● Pupils can engage in tasks they find personally relevant, drawing on their culture, interests outside of school or the other subjects they’re studying. They can go further and solve real-world problems.
● Pupils can collaborate with one another in practical work, perhaps through pair programming, or collaborate with mentors or peers beyond school (possibly one of the reasons why Scratch has been such a success).
● Practical work includes many opportunities for pupils to develop more autonomy in their learning by engaging in independent research, developing their knowledge of a particular programming language, being motivated through problems they encounter, building tenacity in tackling troublesome bugs, or deepening and generalising their understanding through learning a new language.
Whilst expert coders might cope well with tasks to write a program to do this or that, novices are likely to benefit much more from scaffolded tasks and worked examples.
● Pupils’ practical work can start with your program, or someone else’s - predict what this program will do? Run it! Did it do what you expected?
● Make a change to a program and predict what effect your change will have. Pupils might also rigorously test a program, trying to break it, or make sure it handles edge cases correctly.
● Give pupils a broken program and get them to fix it.
● Practical work can include simply experimenting with the language - Scratch (and other block-based languages) positively encourage this, but don’t be afraid to have your pupils experiment with code in text based languages too, for example, what does Python output if told print(10 and 7)? Or print(10 & 7)?
● If you do set programming problems or closed tasks to complete, be open to pupils extending or generalising their solutions, or refactoring their code to look for more efficient or elegant approaches.
In any practical work, take care to respond to the needs and interests of your individual pupils.
● Do you give them some choice for the context of their practical work - if you don’t at the moment, read up on universal design for learning to see how effective this can be.
● Think about how you make computing accessible to those who would otherwise struggle - many practical tasks can be made more inclusive by providing additional scaffolding or allowing block-based solutions, where others might work in text-based languages.
● Consider how you can challenge pupils to move beyond their existing comfort zone.
Without the artificial constraints of controlled assessment, practical work can include many opportunities for collaboration.
● Does your practical programming include teamwork from time to time? Do you encourage stronger pupils to support their weaker peers? If you do, help them to help in positive ways by talking together rather than them taking over the keyboard.
● Do you encourage pupils to explain what their program does and how they made it - look beyond merely adding comments to code and introduce pupils to the idea of literate programming, perhaps through Jupyter notebooks.
● Do pupils have a sense of there being an audience for their work?
● The Scratch community is great for this, but there are also coding competitions, hackathons and sharing work via GitHub.
Practical programming, particularly through project work, might need you to rethink some of the pedagogic practices and processes of your classroom, such as:
● How you identify misconceptions early on so they don’t act as a barrier to progress and a cause of frustration.
● How you teach them actively to debug their programs - debugging is a skill to be learnt too.
● How pupils receive feedback on their work, including whilst it’s in progress rather than solely as a finished product.
● How you can help pupils develop the skills they need to manage their own or group projects.

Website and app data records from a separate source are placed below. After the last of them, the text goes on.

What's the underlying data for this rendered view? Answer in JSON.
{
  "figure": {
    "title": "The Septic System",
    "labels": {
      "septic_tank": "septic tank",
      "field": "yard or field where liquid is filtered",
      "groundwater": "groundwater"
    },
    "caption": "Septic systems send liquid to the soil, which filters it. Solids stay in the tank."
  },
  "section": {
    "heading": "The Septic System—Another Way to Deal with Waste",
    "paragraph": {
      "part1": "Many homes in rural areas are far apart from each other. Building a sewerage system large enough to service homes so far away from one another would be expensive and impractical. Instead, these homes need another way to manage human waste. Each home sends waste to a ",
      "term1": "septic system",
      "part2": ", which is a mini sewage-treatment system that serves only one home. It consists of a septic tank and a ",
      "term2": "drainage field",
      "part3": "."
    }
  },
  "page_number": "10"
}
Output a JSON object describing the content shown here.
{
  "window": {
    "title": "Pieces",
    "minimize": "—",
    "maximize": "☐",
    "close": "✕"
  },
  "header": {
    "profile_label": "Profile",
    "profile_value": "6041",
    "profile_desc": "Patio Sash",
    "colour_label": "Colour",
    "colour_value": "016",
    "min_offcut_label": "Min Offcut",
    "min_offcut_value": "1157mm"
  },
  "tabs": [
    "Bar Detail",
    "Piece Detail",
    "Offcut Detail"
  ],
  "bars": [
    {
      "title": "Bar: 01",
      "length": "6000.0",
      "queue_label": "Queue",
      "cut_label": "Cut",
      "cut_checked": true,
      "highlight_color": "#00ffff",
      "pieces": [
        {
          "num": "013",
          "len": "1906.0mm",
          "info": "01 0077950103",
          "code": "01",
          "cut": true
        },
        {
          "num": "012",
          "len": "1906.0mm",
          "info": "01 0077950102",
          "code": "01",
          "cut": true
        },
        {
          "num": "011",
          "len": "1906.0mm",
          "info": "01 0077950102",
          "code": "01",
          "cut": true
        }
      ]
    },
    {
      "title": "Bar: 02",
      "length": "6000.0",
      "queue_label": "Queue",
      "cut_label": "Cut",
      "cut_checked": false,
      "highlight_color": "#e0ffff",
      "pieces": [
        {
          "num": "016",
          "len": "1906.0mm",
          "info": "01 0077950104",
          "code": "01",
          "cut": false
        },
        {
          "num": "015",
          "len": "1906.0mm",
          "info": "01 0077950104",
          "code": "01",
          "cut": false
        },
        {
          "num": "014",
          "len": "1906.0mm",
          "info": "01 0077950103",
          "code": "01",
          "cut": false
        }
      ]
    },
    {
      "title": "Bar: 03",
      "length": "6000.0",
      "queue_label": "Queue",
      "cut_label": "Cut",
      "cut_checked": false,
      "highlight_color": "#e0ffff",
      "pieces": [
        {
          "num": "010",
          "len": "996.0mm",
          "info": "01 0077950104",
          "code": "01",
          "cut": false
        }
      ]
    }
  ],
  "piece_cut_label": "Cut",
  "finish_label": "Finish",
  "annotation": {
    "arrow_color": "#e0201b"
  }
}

There are tools and techniques you can borrow from software engineering which are worth introducing pupils to early on.